The Japanese martial arts word aikido means “the way of unifying energy.” That’s why, unlike traditional interview techniques, the Interview AikidoTM interview technique focuses on using the interviewer’s energy and reflecting on it, uniting with it, and avoiding the disempowered, dependent position in which you just answer questions.
The Interview AikidoTM interview technique is a method to keep the focus on the hiring manager's interests and the information you are getting from them. If you ask the right questions, you’ll find out what’s on the interviewer’s mind and how you can present yourself as the solution to their problems. The Interview AikidoTM approach aims to empower interviewees so they position themselves as the best candidate or even realize early the role is not for them and be able to cancel the interview to save each other’s time.
There are three main advantages of using Interview AikidoTM interview techniques:
- They allow you to build rapport with the interviewer by showing interest in them and their problems.
- They reduce stress for both parties: The interviewer gets to talk about what they are proud of and unburden themselves of their problems. The interviewee isn’t on the hot seat, getting grilled. You are having a normal, back-and-forth flowing conversation.
- The most important reason: They enable you to get the information you can use to sell yourself.
Bottom Line on the Best Job Interview Techniques in 2022
Interviewing for a job is often a stressful, uncomfortable experience, especially for job seekers. You are trying to beat out the competition and land your dream job as soon as possible.
Thankfully, there are proven behavioral interview techniques, skills, and methods that can help you prepare for interviews in advance, know which questions to expect and how to answer them, and know which questions to ask and how to win over your interviewer.
The Interview AikidoTM interview technique aims to help you unify your energy with the hiring manager’s. Interview AikidoTM is a proprietary method developed by the YES Career Coaching & Resume Writing experts, and you can learn more about working with the world’s only Interview AikidoTM coach by scheduling a free consultation with the team.
About the Authors
Katherine Metres Akbar is the founder and president of YES Career Coaching & Resume Writing Services, one of Washington metro’s two top-rated career success companies. She and her team have helped over 5,000 people and organizations perfect their resumes, master networking, get interviews, receive offers for dream jobs, resettle employees through outplacement, and optimize their teams. Katherine is the world’s only Interview AikidoTM coach, a Certified Talent Optimization Consultant, Certified Professional Career Coach, and a Certified Professional Interview Coach. An award-winning writer, she previously served as a U.S. diplomat and executive director of a civil rights non-profit. She holds a Bachelor of Arts from the University of Michigan—Ann Arbor and a Master of International Affairs from Columbia University.
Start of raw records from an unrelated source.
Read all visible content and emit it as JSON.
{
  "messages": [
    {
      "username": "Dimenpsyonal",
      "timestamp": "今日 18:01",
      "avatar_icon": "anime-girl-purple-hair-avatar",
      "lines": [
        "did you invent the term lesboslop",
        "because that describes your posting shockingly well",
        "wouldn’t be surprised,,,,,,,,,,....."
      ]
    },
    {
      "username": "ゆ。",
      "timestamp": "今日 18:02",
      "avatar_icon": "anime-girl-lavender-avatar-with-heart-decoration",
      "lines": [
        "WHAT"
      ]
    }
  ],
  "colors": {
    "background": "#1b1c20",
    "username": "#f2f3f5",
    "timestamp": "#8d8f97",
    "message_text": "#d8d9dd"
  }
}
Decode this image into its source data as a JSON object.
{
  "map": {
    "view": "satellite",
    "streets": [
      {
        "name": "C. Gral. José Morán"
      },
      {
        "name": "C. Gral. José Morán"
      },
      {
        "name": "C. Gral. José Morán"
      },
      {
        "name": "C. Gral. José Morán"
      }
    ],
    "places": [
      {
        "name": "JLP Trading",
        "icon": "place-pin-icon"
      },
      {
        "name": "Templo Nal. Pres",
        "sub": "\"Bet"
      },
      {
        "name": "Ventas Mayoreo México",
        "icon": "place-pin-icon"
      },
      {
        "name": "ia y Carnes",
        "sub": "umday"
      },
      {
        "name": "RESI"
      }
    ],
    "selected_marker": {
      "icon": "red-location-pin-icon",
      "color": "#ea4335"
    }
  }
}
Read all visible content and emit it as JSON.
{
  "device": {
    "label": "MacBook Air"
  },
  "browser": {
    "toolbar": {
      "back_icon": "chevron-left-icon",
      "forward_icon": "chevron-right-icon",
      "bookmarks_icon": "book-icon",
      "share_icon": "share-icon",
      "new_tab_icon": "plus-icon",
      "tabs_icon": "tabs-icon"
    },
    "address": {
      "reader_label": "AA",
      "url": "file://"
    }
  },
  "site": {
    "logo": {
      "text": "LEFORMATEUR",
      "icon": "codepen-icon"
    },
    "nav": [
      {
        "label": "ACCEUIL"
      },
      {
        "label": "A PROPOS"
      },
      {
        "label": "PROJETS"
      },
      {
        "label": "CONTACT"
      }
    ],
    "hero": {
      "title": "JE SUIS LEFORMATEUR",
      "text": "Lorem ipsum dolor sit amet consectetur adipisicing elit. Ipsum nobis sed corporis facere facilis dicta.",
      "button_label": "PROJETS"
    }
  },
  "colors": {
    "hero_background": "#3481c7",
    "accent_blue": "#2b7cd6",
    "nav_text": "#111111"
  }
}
Michael Akbar is the co-owner and vice president of YES Career Coaching & Resume Writing Services. He is a Certified Professional Career Coach, Certified Federal Career Coach, Certified Business Advisor, and Certified Talent Optimization Consultant helping leaders build their dream teams. Michael leverages his business development background to help coachees get their dream job, often on the hidden job market. Michael has spent 15 years as an entrepreneur coaching business owners to break through their barriers to success. After talking his way into two jobs in order to get a work visa, Michael was inspired to create Interview AikidoTM to help people get jobs, even when they are underqualified. He holds a Bachelor of Science from McGill University and a Master of Science from the City University of London.
The home team is completed by Farah Akbar, a joyful, stubborn, and—some say—adorable terrier/pitbull mix the Akbars adopted from the shelter after a traumatic early life.